[Data about app and page elements]
>>>
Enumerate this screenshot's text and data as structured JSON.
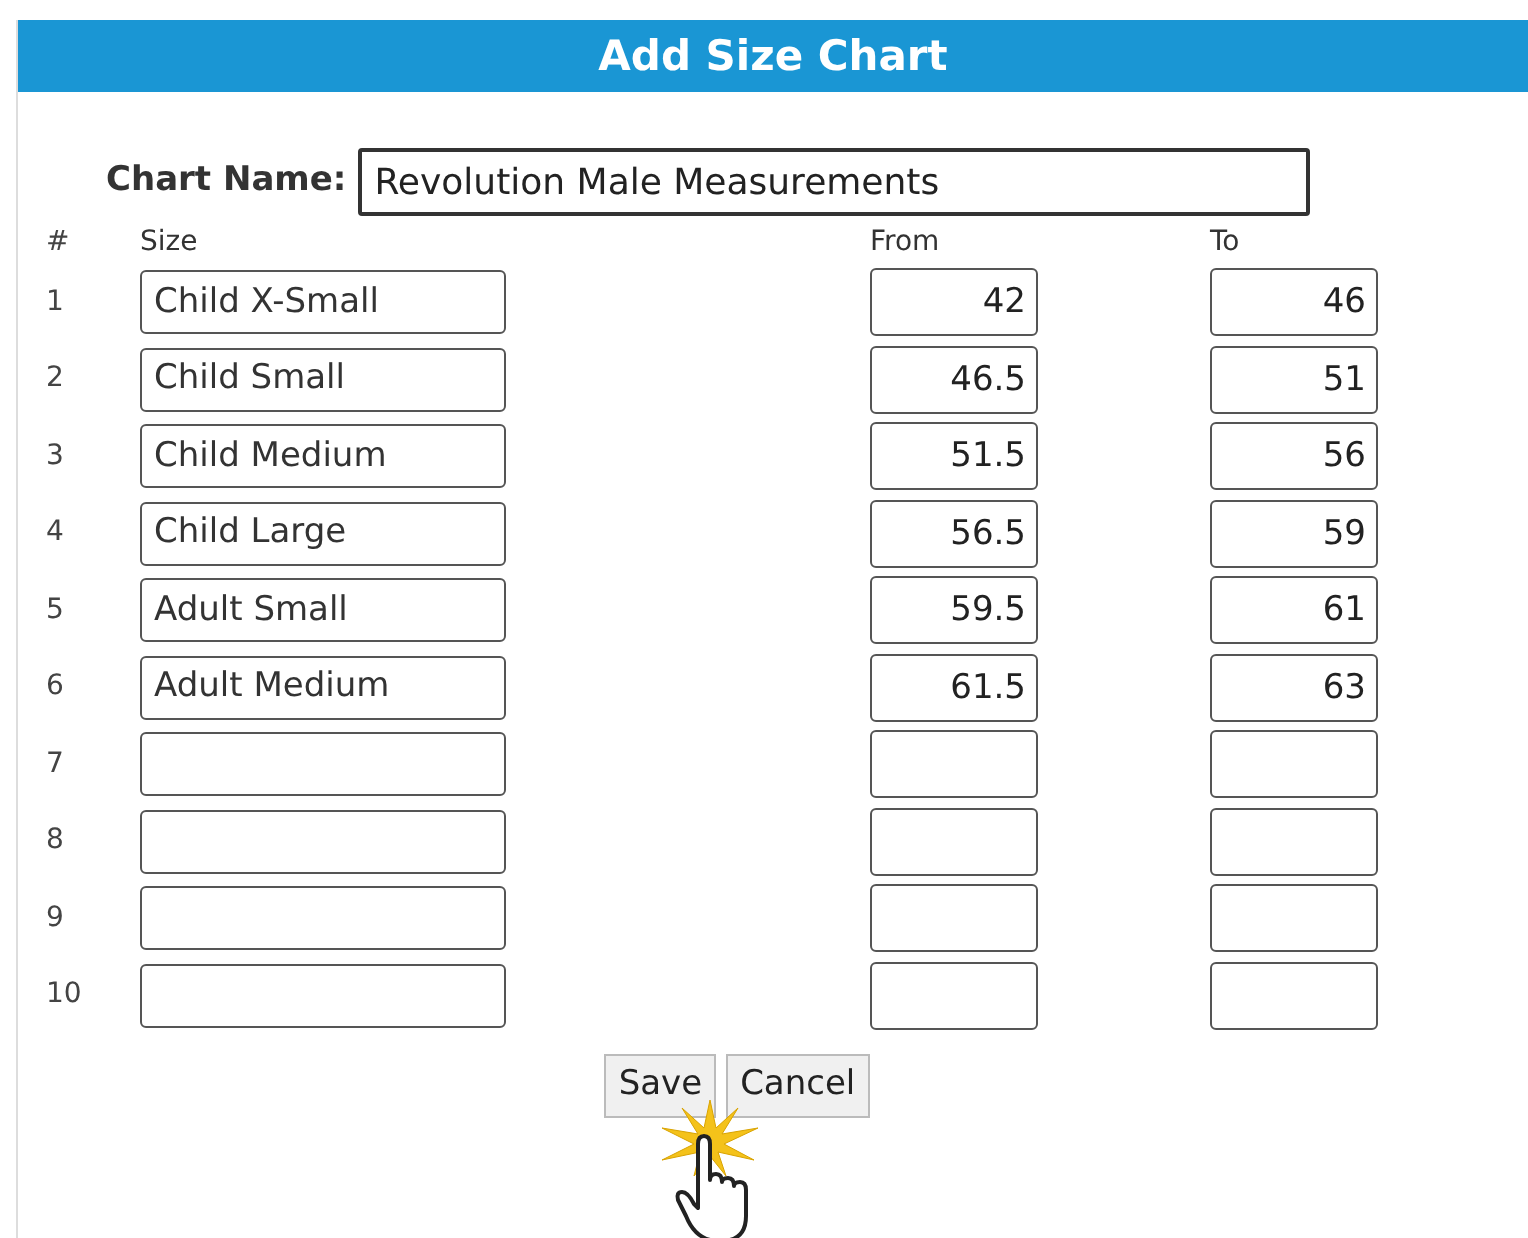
{
  "dialog": {
    "title": "Add Size Chart"
  },
  "chart_name": {
    "label": "Chart Name:",
    "value": "Revolution Male Measurements"
  },
  "columns": [
    "#",
    "Size",
    "From",
    "To"
  ],
  "rows": [
    {
      "number": "1",
      "size": "Child X-Small",
      "from": "42",
      "to": "46"
    },
    {
      "number": "2",
      "size": "Child Small",
      "from": "46.5",
      "to": "51"
    },
    {
      "number": "3",
      "size": "Child Medium",
      "from": "51.5",
      "to": "56"
    },
    {
      "number": "4",
      "size": "Child Large",
      "from": "56.5",
      "to": "59"
    },
    {
      "number": "5",
      "size": "Adult Small",
      "from": "59.5",
      "to": "61"
    },
    {
      "number": "6",
      "size": "Adult Medium",
      "from": "61.5",
      "to": "63"
    },
    {
      "number": "7"
    },
    {
      "number": "8"
    },
    {
      "number": "9"
    },
    {
      "number": "10"
    }
  ],
  "buttons": [
    "Save",
    "Cancel"
  ]
}
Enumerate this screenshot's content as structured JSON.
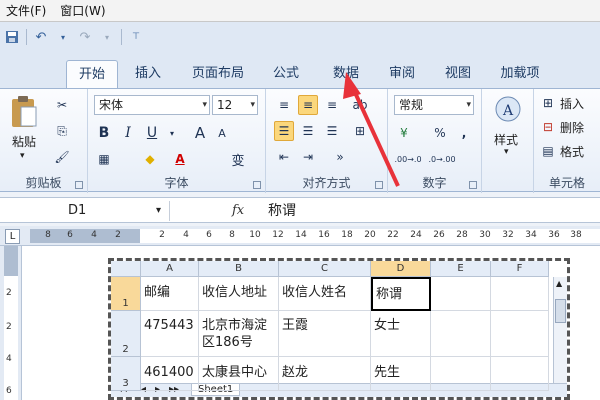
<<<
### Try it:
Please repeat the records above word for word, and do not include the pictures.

### Output of the exercise:
Enumerate this screenshot's text and data as structured JSON.
{
  "dialog": {
    "title": "Add Size Chart"
  },
  "chart_name": {
    "label": "Chart Name:",
    "value": "Revolution Male Measurements"
  },
  "columns": [
    "#",
    "Size",
    "From",
    "To"
  ],
  "rows": [
    {
      "number": "1",
      "size": "Child X-Small",
      "from": "42",
      "to": "46"
    },
    {
      "number": "2",
      "size": "Child Small",
      "from": "46.5",
      "to": "51"
    },
    {
      "number": "3",
      "size": "Child Medium",
      "from": "51.5",
      "to": "56"
    },
    {
      "number": "4",
      "size": "Child Large",
      "from": "56.5",
      "to": "59"
    },
    {
      "number": "5",
      "size": "Adult Small",
      "from": "59.5",
      "to": "61"
    },
    {
      "number": "6",
      "size": "Adult Medium",
      "from": "61.5",
      "to": "63"
    },
    {
      "number": "7"
    },
    {
      "number": "8"
    },
    {
      "number": "9"
    },
    {
      "number": "10"
    }
  ],
  "buttons": [
    "Save",
    "Cancel"
  ]
}
Enumerate this screenshot's content as structured JSON.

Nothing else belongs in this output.